Task data:
══════════
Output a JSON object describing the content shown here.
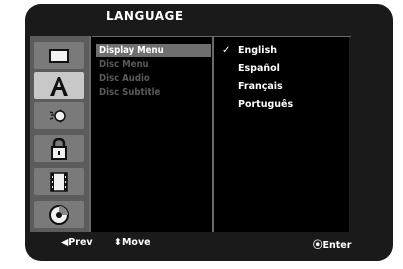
{
  "header": {
    "title": "LANGUAGE"
  },
  "sidebar": {
    "items": [
      {
        "icon": "tv-icon",
        "active": false
      },
      {
        "icon": "language-a-icon",
        "active": true
      },
      {
        "icon": "audio-speaker-icon",
        "active": false
      },
      {
        "icon": "lock-icon",
        "active": false
      },
      {
        "icon": "film-icon",
        "active": false
      },
      {
        "icon": "disc-icon",
        "active": false
      }
    ]
  },
  "menu": {
    "items": [
      {
        "label": "Display Menu",
        "selected": true
      },
      {
        "label": "Disc Menu",
        "selected": false
      },
      {
        "label": "Disc Audio",
        "selected": false
      },
      {
        "label": "Disc Subtitle",
        "selected": false
      }
    ]
  },
  "options": {
    "items": [
      {
        "label": "English",
        "checked": true
      },
      {
        "label": "Español",
        "checked": false
      },
      {
        "label": "Français",
        "checked": false
      },
      {
        "label": "Português",
        "checked": false
      }
    ]
  },
  "footer": {
    "prev": "◀Prev",
    "move": "⬍Move",
    "enter": "⦿Enter"
  },
  "colors": {
    "background": "#1a1a1a",
    "selected_row": "#6f6f6f",
    "disabled_text": "#5a5a5a",
    "text": "#ffffff"
  }
}
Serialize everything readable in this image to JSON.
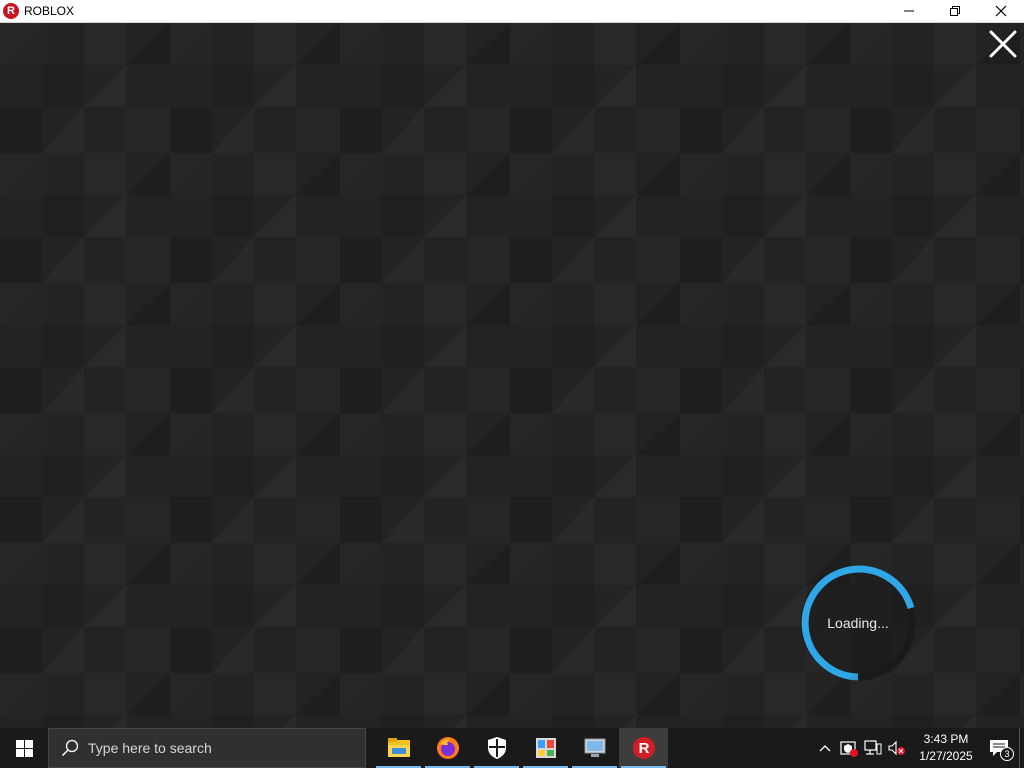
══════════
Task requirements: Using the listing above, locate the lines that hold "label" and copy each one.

Written solution:
        "label": "Display Menu",
        "label": "Disc Menu",
        "label": "Disc Audio",
        "label": "Disc Subtitle",
        "label": "English",
        "label": "Español",
        "label": "Français",
        "label": "Português",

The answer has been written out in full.